- **Exercise details**
Every line below that holds "icon" must be copied.

- **Material shown**
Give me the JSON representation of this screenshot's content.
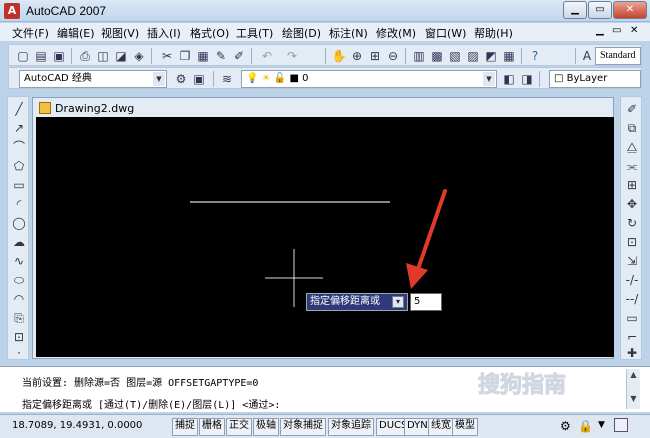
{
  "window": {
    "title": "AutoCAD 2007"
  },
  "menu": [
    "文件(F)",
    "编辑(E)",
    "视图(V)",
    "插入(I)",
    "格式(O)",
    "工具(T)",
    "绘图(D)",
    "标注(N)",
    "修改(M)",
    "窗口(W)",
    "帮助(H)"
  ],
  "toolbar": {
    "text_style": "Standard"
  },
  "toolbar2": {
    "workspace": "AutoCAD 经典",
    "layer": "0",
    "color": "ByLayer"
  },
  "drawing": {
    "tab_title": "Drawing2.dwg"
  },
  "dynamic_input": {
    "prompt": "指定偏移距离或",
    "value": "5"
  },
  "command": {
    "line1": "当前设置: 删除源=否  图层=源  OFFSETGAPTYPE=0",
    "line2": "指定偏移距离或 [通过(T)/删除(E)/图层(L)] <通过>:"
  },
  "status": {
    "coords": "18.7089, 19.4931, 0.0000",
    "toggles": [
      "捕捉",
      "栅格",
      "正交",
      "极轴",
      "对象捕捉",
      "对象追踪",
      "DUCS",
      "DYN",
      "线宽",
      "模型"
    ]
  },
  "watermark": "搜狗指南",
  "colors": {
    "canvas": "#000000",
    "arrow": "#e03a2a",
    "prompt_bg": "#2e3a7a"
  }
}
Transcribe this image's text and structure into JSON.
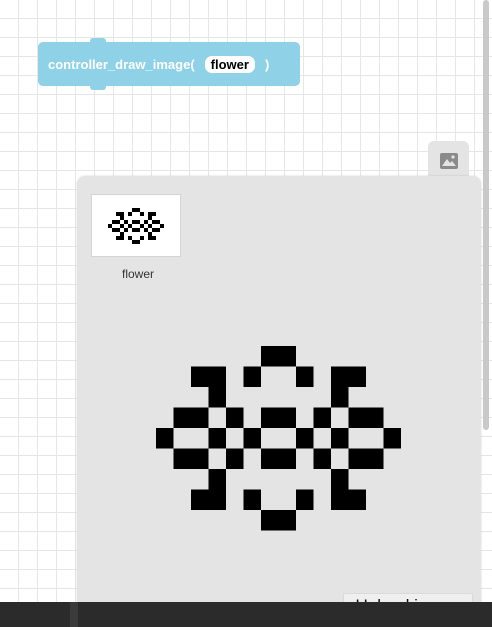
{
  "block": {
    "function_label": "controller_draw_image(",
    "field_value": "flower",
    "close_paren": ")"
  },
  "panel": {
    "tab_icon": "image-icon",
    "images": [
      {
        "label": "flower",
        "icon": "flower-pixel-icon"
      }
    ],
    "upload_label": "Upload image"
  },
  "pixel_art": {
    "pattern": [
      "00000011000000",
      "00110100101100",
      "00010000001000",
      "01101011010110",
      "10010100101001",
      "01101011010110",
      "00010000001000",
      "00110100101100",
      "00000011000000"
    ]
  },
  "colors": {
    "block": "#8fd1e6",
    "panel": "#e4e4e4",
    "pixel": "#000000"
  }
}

- **Solution to this exercise**
    "tab_icon": "image-icon",
        "icon": "flower-pixel-icon"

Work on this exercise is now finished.